__Exercise instructions__
Take every line of the material below that includes the string "content" and copy it out.
****************
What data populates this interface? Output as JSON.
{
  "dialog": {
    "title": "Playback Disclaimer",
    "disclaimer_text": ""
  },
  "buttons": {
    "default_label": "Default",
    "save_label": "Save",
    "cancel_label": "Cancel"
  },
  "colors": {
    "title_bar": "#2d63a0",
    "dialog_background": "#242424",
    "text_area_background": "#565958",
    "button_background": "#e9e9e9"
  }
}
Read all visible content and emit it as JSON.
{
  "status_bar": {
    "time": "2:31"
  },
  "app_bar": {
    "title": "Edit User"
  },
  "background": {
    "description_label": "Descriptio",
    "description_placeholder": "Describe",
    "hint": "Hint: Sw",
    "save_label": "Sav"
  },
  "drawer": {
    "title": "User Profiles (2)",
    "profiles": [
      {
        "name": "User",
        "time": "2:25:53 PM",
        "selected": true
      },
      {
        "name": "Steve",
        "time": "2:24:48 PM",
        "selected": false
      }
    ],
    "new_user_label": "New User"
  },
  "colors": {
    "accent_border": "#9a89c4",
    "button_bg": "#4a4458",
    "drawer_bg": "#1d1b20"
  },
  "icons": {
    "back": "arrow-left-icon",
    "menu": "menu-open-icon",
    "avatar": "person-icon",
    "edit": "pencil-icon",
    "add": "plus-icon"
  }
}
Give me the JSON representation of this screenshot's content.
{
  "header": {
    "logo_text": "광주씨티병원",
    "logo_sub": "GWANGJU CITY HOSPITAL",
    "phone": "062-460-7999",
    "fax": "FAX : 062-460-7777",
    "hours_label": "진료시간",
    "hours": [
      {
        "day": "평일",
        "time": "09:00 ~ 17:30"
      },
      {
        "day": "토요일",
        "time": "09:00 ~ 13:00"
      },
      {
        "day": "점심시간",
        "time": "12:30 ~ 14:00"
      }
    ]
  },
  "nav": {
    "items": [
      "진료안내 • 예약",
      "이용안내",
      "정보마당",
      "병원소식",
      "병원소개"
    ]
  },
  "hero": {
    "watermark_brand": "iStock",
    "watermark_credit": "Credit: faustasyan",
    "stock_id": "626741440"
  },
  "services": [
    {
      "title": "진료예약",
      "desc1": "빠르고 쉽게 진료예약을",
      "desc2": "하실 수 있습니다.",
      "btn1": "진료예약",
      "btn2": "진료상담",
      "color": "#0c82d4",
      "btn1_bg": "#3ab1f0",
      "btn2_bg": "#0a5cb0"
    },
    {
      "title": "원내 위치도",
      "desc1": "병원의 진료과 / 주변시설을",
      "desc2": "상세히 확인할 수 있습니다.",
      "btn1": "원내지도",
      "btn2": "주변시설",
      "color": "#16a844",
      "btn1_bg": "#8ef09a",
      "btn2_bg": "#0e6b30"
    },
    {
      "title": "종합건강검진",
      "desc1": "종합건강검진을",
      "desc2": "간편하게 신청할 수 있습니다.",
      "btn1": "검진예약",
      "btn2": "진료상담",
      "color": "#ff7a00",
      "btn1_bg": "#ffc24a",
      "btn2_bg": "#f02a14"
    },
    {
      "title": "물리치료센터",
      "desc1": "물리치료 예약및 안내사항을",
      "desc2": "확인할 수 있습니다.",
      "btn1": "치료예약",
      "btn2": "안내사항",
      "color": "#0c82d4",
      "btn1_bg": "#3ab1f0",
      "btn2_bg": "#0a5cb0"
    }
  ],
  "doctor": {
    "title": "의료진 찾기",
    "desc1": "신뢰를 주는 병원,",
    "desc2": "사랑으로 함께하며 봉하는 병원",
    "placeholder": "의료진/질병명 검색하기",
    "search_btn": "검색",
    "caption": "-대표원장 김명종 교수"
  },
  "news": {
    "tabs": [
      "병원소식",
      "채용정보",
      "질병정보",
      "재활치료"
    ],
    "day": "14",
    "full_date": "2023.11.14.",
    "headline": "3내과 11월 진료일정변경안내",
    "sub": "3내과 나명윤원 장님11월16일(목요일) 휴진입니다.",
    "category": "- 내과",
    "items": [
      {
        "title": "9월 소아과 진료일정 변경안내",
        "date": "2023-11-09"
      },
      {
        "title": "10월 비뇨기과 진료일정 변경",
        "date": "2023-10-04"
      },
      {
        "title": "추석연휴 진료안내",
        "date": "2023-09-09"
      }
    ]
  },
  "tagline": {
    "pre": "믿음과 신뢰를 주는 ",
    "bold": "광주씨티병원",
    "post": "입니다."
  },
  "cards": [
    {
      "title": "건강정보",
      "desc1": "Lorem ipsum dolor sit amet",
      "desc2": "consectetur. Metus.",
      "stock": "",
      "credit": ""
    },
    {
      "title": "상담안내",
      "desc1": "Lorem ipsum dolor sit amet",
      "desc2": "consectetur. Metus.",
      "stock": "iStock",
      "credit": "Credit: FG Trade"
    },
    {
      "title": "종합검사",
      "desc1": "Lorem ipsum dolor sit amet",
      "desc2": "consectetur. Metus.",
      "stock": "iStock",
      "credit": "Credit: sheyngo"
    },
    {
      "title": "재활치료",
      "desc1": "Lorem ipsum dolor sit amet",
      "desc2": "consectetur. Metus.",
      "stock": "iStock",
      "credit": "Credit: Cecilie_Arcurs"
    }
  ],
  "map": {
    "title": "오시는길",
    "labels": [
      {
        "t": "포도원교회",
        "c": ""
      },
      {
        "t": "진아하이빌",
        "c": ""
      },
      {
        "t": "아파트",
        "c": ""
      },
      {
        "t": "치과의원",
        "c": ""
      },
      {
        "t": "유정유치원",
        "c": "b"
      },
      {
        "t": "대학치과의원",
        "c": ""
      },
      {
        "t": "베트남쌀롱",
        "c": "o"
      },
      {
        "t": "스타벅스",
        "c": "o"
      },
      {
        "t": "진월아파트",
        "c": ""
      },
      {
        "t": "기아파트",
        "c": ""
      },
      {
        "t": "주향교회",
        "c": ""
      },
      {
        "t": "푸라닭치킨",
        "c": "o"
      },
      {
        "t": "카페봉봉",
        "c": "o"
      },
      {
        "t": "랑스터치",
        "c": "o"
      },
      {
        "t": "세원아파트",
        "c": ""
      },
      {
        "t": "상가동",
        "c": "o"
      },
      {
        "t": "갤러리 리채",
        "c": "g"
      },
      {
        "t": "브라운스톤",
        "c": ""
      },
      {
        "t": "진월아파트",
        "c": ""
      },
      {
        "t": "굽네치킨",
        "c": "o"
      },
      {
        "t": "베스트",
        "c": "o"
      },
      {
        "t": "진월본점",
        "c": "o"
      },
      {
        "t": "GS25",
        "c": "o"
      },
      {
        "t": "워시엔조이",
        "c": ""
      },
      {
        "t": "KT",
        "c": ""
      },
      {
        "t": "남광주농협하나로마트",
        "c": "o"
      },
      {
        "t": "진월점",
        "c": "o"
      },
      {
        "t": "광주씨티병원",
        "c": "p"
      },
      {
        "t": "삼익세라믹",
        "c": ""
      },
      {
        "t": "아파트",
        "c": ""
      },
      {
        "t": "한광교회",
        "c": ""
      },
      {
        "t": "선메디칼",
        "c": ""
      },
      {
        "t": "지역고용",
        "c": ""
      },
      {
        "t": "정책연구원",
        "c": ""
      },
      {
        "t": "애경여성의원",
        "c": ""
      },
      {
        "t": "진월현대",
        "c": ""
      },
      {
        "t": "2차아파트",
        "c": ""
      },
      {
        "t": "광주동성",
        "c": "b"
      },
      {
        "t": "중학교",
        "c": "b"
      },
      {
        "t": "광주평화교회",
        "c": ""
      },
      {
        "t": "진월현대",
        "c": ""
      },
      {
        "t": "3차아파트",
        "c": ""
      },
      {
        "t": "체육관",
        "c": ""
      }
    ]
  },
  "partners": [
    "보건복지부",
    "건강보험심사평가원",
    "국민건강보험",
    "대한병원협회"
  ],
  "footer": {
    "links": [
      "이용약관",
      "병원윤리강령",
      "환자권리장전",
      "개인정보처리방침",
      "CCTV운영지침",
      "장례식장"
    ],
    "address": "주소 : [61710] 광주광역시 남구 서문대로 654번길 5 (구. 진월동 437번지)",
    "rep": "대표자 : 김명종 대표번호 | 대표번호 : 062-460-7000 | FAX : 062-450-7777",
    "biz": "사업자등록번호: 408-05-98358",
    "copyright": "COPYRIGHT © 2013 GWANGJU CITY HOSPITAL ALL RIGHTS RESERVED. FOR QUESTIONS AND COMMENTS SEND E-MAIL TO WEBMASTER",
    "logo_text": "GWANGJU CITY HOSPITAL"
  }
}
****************
__Written solution__
Read all visible content and emit it as JSON.
Give me the JSON representation of this screenshot's content.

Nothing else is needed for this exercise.